What the exercise asks: Below is some data; print it all back exactly.

# # #

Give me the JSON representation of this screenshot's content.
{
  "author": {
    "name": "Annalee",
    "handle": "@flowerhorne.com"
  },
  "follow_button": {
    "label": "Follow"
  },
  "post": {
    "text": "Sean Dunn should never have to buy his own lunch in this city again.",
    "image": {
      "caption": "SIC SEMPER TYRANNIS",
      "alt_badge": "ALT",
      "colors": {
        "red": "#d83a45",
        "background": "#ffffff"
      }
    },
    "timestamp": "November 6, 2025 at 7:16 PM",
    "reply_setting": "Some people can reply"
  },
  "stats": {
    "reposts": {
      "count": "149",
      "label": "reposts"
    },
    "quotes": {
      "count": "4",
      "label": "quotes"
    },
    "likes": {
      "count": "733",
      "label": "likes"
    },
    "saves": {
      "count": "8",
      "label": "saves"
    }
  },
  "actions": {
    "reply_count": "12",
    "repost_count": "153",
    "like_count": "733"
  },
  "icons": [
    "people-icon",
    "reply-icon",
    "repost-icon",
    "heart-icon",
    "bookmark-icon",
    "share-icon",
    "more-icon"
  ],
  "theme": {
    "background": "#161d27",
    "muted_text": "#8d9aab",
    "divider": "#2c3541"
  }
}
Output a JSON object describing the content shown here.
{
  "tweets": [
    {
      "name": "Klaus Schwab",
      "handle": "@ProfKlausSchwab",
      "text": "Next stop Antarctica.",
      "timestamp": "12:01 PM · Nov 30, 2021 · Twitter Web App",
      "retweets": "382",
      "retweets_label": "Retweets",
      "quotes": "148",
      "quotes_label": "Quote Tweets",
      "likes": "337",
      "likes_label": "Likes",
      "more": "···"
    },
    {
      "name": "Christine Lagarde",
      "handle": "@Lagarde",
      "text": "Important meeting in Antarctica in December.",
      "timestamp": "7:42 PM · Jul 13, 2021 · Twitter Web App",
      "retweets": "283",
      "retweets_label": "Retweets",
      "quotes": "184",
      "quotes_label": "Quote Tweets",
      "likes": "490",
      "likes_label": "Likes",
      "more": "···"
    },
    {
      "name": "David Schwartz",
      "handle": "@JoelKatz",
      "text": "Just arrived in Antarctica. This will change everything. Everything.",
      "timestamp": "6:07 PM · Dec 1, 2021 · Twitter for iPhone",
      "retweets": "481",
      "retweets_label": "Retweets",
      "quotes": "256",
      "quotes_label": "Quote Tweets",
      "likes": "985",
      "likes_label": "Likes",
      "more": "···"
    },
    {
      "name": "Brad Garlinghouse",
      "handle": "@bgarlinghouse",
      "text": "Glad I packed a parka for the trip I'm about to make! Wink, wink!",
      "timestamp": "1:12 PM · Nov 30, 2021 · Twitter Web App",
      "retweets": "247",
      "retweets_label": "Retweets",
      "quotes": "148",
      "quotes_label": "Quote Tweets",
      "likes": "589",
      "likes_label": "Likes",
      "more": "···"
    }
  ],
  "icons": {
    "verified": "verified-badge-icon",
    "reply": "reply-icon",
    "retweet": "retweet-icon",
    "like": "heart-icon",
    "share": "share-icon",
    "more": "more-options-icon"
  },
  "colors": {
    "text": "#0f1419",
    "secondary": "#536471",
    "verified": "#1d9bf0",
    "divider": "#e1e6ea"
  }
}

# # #

Result of this task:
Give me the JSON representation of this screenshot's content.
{
  "author": {
    "name": "Annalee",
    "handle": "@flowerhorne.com"
  },
  "follow_button": {
    "label": "Follow"
  },
  "post": {
    "text": "Sean Dunn should never have to buy his own lunch in this city again.",
    "image": {
      "caption": "SIC SEMPER TYRANNIS",
      "alt_badge": "ALT",
      "colors": {
        "red": "#d83a45",
        "background": "#ffffff"
      }
    },
    "timestamp": "November 6, 2025 at 7:16 PM",
    "reply_setting": "Some people can reply"
  },
  "stats": {
    "reposts": {
      "count": "149",
      "label": "reposts"
    },
    "quotes": {
      "count": "4",
      "label": "quotes"
    },
    "likes": {
      "count": "733",
      "label": "likes"
    },
    "saves": {
      "count": "8",
      "label": "saves"
    }
  },
  "actions": {
    "reply_count": "12",
    "repost_count": "153",
    "like_count": "733"
  },
  "icons": [
    "people-icon",
    "reply-icon",
    "repost-icon",
    "heart-icon",
    "bookmark-icon",
    "share-icon",
    "more-icon"
  ],
  "theme": {
    "background": "#161d27",
    "muted_text": "#8d9aab",
    "divider": "#2c3541"
  }
}
Output a JSON object describing the content shown here.
{
  "tweets": [
    {
      "name": "Klaus Schwab",
      "handle": "@ProfKlausSchwab",
      "text": "Next stop Antarctica.",
      "timestamp": "12:01 PM · Nov 30, 2021 · Twitter Web App",
      "retweets": "382",
      "retweets_label": "Retweets",
      "quotes": "148",
      "quotes_label": "Quote Tweets",
      "likes": "337",
      "likes_label": "Likes",
      "more": "···"
    },
    {
      "name": "Christine Lagarde",
      "handle": "@Lagarde",
      "text": "Important meeting in Antarctica in December.",
      "timestamp": "7:42 PM · Jul 13, 2021 · Twitter Web App",
      "retweets": "283",
      "retweets_label": "Retweets",
      "quotes": "184",
      "quotes_label": "Quote Tweets",
      "likes": "490",
      "likes_label": "Likes",
      "more": "···"
    },
    {
      "name": "David Schwartz",
      "handle": "@JoelKatz",
      "text": "Just arrived in Antarctica. This will change everything. Everything.",
      "timestamp": "6:07 PM · Dec 1, 2021 · Twitter for iPhone",
      "retweets": "481",
      "retweets_label": "Retweets",
      "quotes": "256",
      "quotes_label": "Quote Tweets",
      "likes": "985",
      "likes_label": "Likes",
      "more": "···"
    },
    {
      "name": "Brad Garlinghouse",
      "handle": "@bgarlinghouse",
      "text": "Glad I packed a parka for the trip I'm about to make! Wink, wink!",
      "timestamp": "1:12 PM · Nov 30, 2021 · Twitter Web App",
      "retweets": "247",
      "retweets_label": "Retweets",
      "quotes": "148",
      "quotes_label": "Quote Tweets",
      "likes": "589",
      "likes_label": "Likes",
      "more": "···"
    }
  ],
  "icons": {
    "verified": "verified-badge-icon",
    "reply": "reply-icon",
    "retweet": "retweet-icon",
    "like": "heart-icon",
    "share": "share-icon",
    "more": "more-options-icon"
  },
  "colors": {
    "text": "#0f1419",
    "secondary": "#536471",
    "verified": "#1d9bf0",
    "divider": "#e1e6ea"
  }
}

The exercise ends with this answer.